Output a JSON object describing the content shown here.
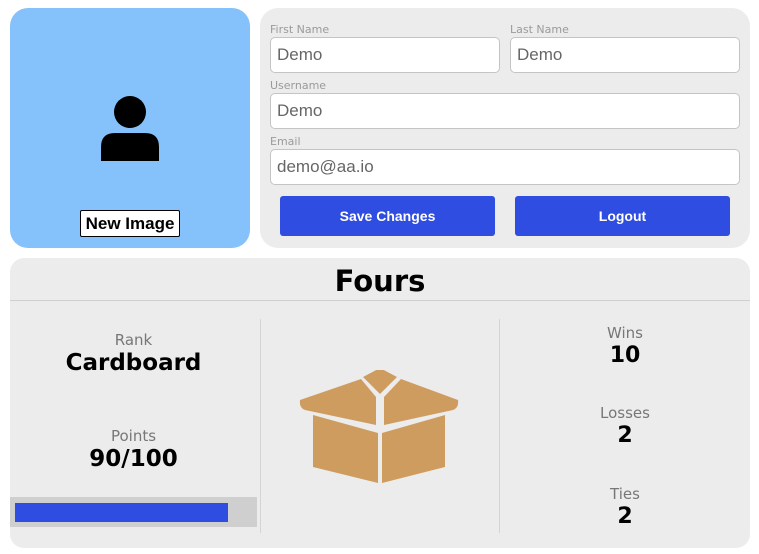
{
  "profile": {
    "new_image_label": "New Image",
    "first_name": {
      "label": "First Name",
      "value": "Demo"
    },
    "last_name": {
      "label": "Last Name",
      "value": "Demo"
    },
    "username": {
      "label": "Username",
      "value": "Demo"
    },
    "email": {
      "label": "Email",
      "value": "demo@aa.io"
    },
    "save_label": "Save Changes",
    "logout_label": "Logout"
  },
  "stats": {
    "title": "Fours",
    "rank_label": "Rank",
    "rank_value": "Cardboard",
    "points_label": "Points",
    "points_value": "90/100",
    "points_progress": 0.9,
    "rank_icon": "cardboard-box-icon",
    "wins_label": "Wins",
    "wins_value": "10",
    "losses_label": "Losses",
    "losses_value": "2",
    "ties_label": "Ties",
    "ties_value": "2"
  },
  "colors": {
    "accent": "#2f4de0",
    "avatar_bg": "#85c1fb",
    "panel_bg": "#ececec",
    "box_color": "#cf9c60"
  }
}
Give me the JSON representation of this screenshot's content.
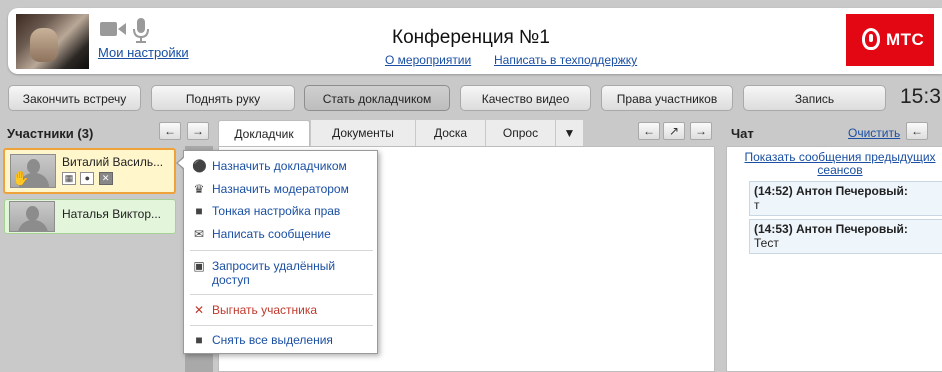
{
  "header": {
    "settings_link": "Мои настройки",
    "conference_title": "Конференция №1",
    "about_link": "О мероприятии",
    "support_link": "Написать в техподдержку",
    "logo_text": "МТС"
  },
  "toolbar": {
    "end_meeting": "Закончить встречу",
    "raise_hand": "Поднять руку",
    "become_speaker": "Стать докладчиком",
    "video_quality": "Качество видео",
    "participant_rights": "Права участников",
    "record": "Запись",
    "clock": "15:3"
  },
  "participants": {
    "title": "Участники (3)",
    "items": [
      {
        "name": "Виталий Васильев",
        "display": "Виталий Василь..."
      },
      {
        "name": "Наталья Викторовна",
        "display": "Наталья Виктор..."
      }
    ]
  },
  "tabs": [
    {
      "label": "Докладчик"
    },
    {
      "label": "Документы"
    },
    {
      "label": "Доска"
    },
    {
      "label": "Опрос"
    }
  ],
  "context_menu": {
    "items": [
      {
        "label": "Назначить докладчиком",
        "icon": "speech-bubble-icon"
      },
      {
        "label": "Назначить модератором",
        "icon": "crown-icon"
      },
      {
        "label": "Тонкая настройка прав",
        "icon": "user-icon"
      },
      {
        "label": "Написать сообщение",
        "icon": "envelope-icon"
      },
      {
        "label": "Запросить удалённый доступ",
        "label_line1": "Запросить удалённый",
        "label_line2": "доступ",
        "icon": "remote-screen-icon"
      },
      {
        "label": "Выгнать участника",
        "icon": "close-icon"
      },
      {
        "label": "Снять все выделения",
        "icon": "user-icon"
      }
    ]
  },
  "chat": {
    "title": "Чат",
    "clear_link": "Очистить",
    "show_previous": "Показать сообщения предыдущих сеансов",
    "show_previous_line1": "Показать сообщения предыдущих",
    "show_previous_line2": "сеансов",
    "messages": [
      {
        "time": "(14:52)",
        "author": "Антон Печеровый:",
        "header": "(14:52) Антон Печеровый:",
        "text": "т"
      },
      {
        "time": "(14:53)",
        "author": "Антон Печеровый:",
        "header": "(14:53) Антон Печеровый:",
        "text": "Тест"
      }
    ]
  },
  "colors": {
    "brand_red": "#e30613",
    "link_blue": "#1a4fa3",
    "selected_border": "#f0a23a",
    "kick_red": "#c0392b"
  }
}
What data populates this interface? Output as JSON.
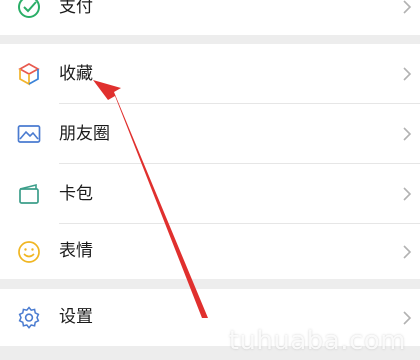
{
  "menu": {
    "pay_label": "支付",
    "favorites_label": "收藏",
    "moments_label": "朋友圈",
    "cards_label": "卡包",
    "stickers_label": "表情",
    "settings_label": "设置"
  },
  "colors": {
    "background": "#ededed",
    "row_background": "#ffffff",
    "arrow": "#e0302e",
    "pay_icon": "#2aae67",
    "moments_icon": "#4a7bd0",
    "cards_icon": "#3c9e8a",
    "stickers_icon": "#f0b622",
    "settings_icon": "#4a7bd0"
  },
  "icons": {
    "pay": "pay-check-icon",
    "favorites": "cube-icon",
    "moments": "picture-icon",
    "cards": "card-wallet-icon",
    "stickers": "smiley-icon",
    "settings": "gear-icon"
  },
  "watermark": "tuhuaba.com"
}
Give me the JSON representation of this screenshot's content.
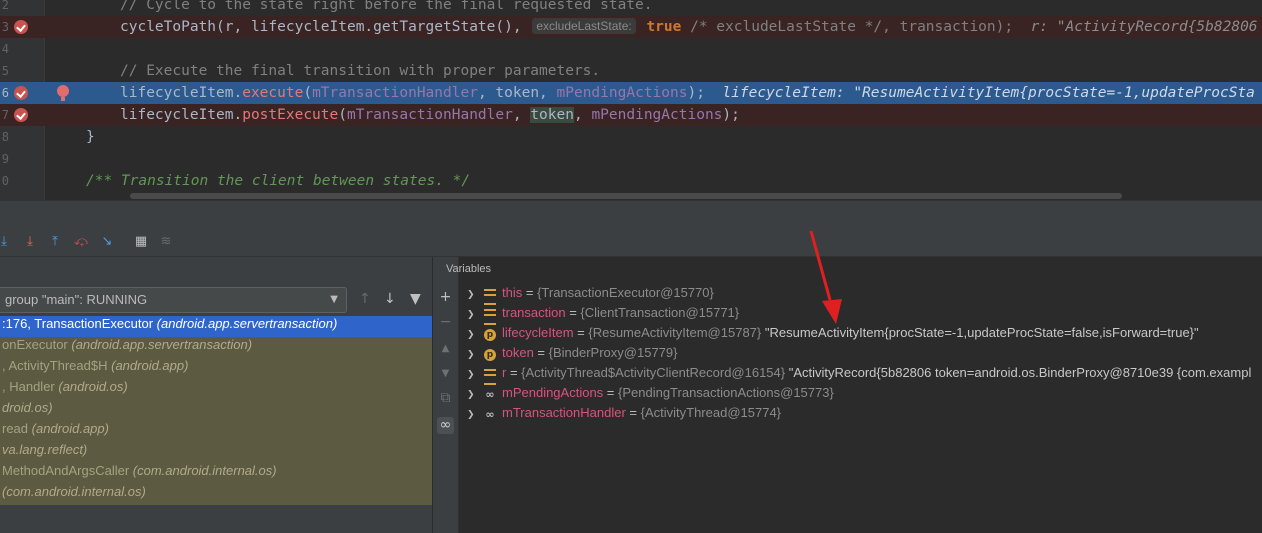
{
  "editor": {
    "lines": [
      {
        "num": "2",
        "kind": "normal"
      },
      {
        "num": "3",
        "kind": "breakpoint"
      },
      {
        "num": "4",
        "kind": "normal"
      },
      {
        "num": "5",
        "kind": "normal"
      },
      {
        "num": "6",
        "kind": "exec"
      },
      {
        "num": "7",
        "kind": "breakpoint"
      },
      {
        "num": "8",
        "kind": "normal"
      },
      {
        "num": "9",
        "kind": "normal"
      },
      {
        "num": "0",
        "kind": "normal"
      }
    ],
    "code": {
      "l1": "// Cycle to the state right before the final requested state.",
      "l2_a": "cycleToPath(r, lifecycleItem.getTargetState(), ",
      "l2_hint": "excludeLastState:",
      "l2_kw": " true",
      "l2_b": " /* excludeLastState */, transaction);",
      "l2_inline": "  r: \"ActivityRecord{5b82806",
      "l4": "// Execute the final transition with proper parameters.",
      "l5_obj": "lifecycleItem.",
      "l5_mth": "execute",
      "l5_args_a": "(",
      "l5_f1": "mTransactionHandler",
      "l5_args_b": ", token, ",
      "l5_f2": "mPendingActions",
      "l5_args_c": ");",
      "l5_inline": "  lifecycleItem: \"ResumeActivityItem{procState=-1,updateProcSta",
      "l6_obj": "lifecycleItem.",
      "l6_mth": "postExecute",
      "l6_args_a": "(",
      "l6_f1": "mTransactionHandler",
      "l6_args_b": ", ",
      "l6_tok": "token",
      "l6_args_c": ", ",
      "l6_f2": "mPendingActions",
      "l6_args_d": ");",
      "l7": "}",
      "l9": "/** Transition the client between states. */"
    }
  },
  "debugger": {
    "thread_select": "group \"main\": RUNNING",
    "frames": [
      {
        "loc": ":176, TransactionExecutor ",
        "pkg": "(android.app.servertransaction)",
        "selected": true
      },
      {
        "loc": "onExecutor ",
        "pkg": "(android.app.servertransaction)",
        "selected": false
      },
      {
        "loc": ", ActivityThread$H ",
        "pkg": "(android.app)",
        "selected": false
      },
      {
        "loc": ", Handler ",
        "pkg": "(android.os)",
        "selected": false
      },
      {
        "loc": "",
        "pkg": "droid.os)",
        "selected": false
      },
      {
        "loc": "read ",
        "pkg": "(android.app)",
        "selected": false
      },
      {
        "loc": "",
        "pkg": "va.lang.reflect)",
        "selected": false
      },
      {
        "loc": "MethodAndArgsCaller ",
        "pkg": "(com.android.internal.os)",
        "selected": false
      },
      {
        "loc": "",
        "pkg": "(com.android.internal.os)",
        "selected": false
      }
    ]
  },
  "variables": {
    "title": "Variables",
    "items": [
      {
        "icon": "list-icon",
        "name": "this",
        "type": "{TransactionExecutor@15770}",
        "value": ""
      },
      {
        "icon": "list-icon",
        "name": "transaction",
        "type": "{ClientTransaction@15771}",
        "value": ""
      },
      {
        "icon": "param-icon",
        "name": "lifecycleItem",
        "type": "{ResumeActivityItem@15787}",
        "value": " \"ResumeActivityItem{procState=-1,updateProcState=false,isForward=true}\""
      },
      {
        "icon": "param-icon",
        "name": "token",
        "type": "{BinderProxy@15779}",
        "value": ""
      },
      {
        "icon": "list-icon",
        "name": "r",
        "type": "{ActivityThread$ActivityClientRecord@16154}",
        "value": " \"ActivityRecord{5b82806 token=android.os.BinderProxy@8710e39 {com.exampl"
      },
      {
        "icon": "watch-icon",
        "name": "mPendingActions",
        "type": "{PendingTransactionActions@15773}",
        "value": ""
      },
      {
        "icon": "watch-icon",
        "name": "mTransactionHandler",
        "type": "{ActivityThread@15774}",
        "value": ""
      }
    ]
  },
  "colors": {
    "annotation_arrow": "#e02020",
    "exec_line": "#2d5a8e",
    "breakpoint": "#c75450"
  }
}
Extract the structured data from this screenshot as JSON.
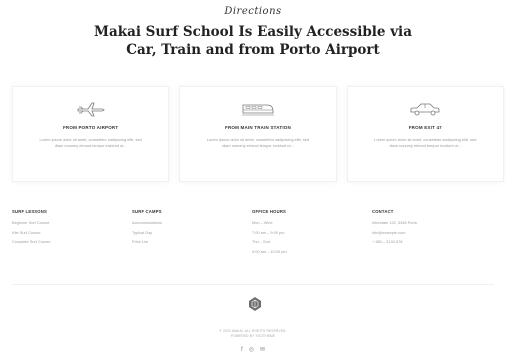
{
  "header": {
    "script_title": "Directions",
    "headline_line1": "Makai Surf School Is Easily Accessible via",
    "headline_line2": "Car, Train and from Porto Airport"
  },
  "cards": [
    {
      "icon": "airplane-icon",
      "title": "FROM PORTO AIRPORT",
      "text": "Lorem ipsum dolor sit amet, consetetur sadipscing elitr, sed diam nonumy eirmod tempor invidunt ut..."
    },
    {
      "icon": "train-icon",
      "title": "FROM MAIN TRAIN STATION",
      "text": "Lorem ipsum dolor sit amet, consetetur sadipscing elitr, sed diam nonumy eirmod tempor invidunt ut..."
    },
    {
      "icon": "car-icon",
      "title": "FROM EXIT 47",
      "text": "Lorem ipsum dolor sit amet, consetetur sadipscing elitr, sed diam nonumy eirmod tempor invidunt ut..."
    }
  ],
  "footer": {
    "columns": [
      {
        "heading": "SURF LESSONS",
        "items": [
          "Beginner Surf Course",
          "Kite Surf Course",
          "Complete Surf Course"
        ]
      },
      {
        "heading": "SURF CAMPS",
        "items": [
          "Accommodations",
          "Typical Day",
          "Price List"
        ]
      },
      {
        "heading": "OFFICE HOURS",
        "items": [
          "Mon – Wed:",
          "7:00 am – 9:00 pm",
          "Thu – Sun:",
          "9:00 am – 10:00 pm"
        ]
      },
      {
        "heading": "CONTACT",
        "items": [
          "Interstate 122, 5346 Porto",
          "info@example.com",
          "+ 380 – 3134 678"
        ]
      }
    ],
    "copyright_line1": "© 2023 MAKAI. ALL RIGHTS RESERVED.",
    "copyright_line2": "POWERED BY YOOTHEME",
    "socials": [
      "facebook-icon",
      "instagram-icon",
      "email-icon"
    ]
  }
}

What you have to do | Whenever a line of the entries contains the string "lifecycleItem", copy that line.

The completed task |
      "l2_a": "cycleToPath(r, lifecycleItem.getTargetState(), ",
      "l5_obj": "lifecycleItem.",
      "l5_inline": "  lifecycleItem: \"ResumeActivityItem{procState=-1,updateProcSta",
      "l6_obj": "lifecycleItem.",
        "name": "lifecycleItem",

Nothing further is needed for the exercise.